A united voice

Vatosoa is giving local fishers a voice. On the political stage, Vatosoa has championed the rights and needs of local fishers and their important role in marine management. In 2017 the network presented their proposal for fisheries policy reform to the Ministry of Fisheries and in 2018 the government made a commitment to work towards reserved areas for small-scale fishers.

Vatosoa’s project will:

  • Expand the network to support fishing communities in three new coastal regions in Madagascar.
  • Bring together leaders of 40 LMMAs for comprehensive training in the management and governance of their marine resources.
  • Work with government to secure legal status for LMMAs including the creation of a reserved area for small-scale fisheries.
  • Promote knowledge sharing between the 200 participating community management associations ensuring best practice in marine conservation and sustainable use.
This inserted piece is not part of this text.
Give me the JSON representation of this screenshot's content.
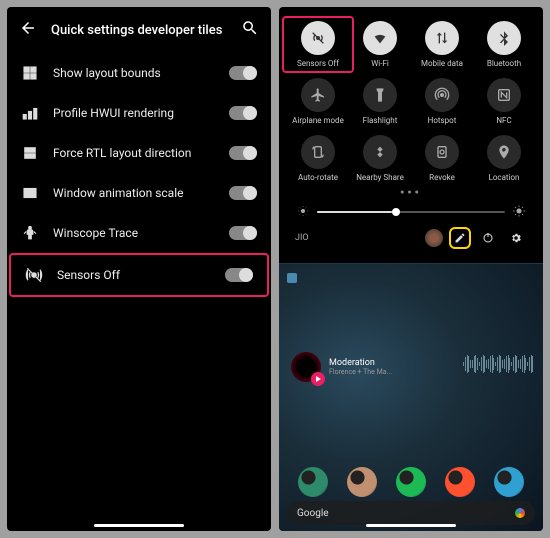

Why it matters

  • In Madagascar 500,000 traditional fishers rely on marine biodiversity for livelihoods and food security
  • Almost all of Madagascar’s 18 ethnic groups are represented in the MIHARI network.
  • 90% of the species on Madagascar are found nowhere else on earth.

Images credit: Blue Ventures, Garth Cripps (fisherwoman)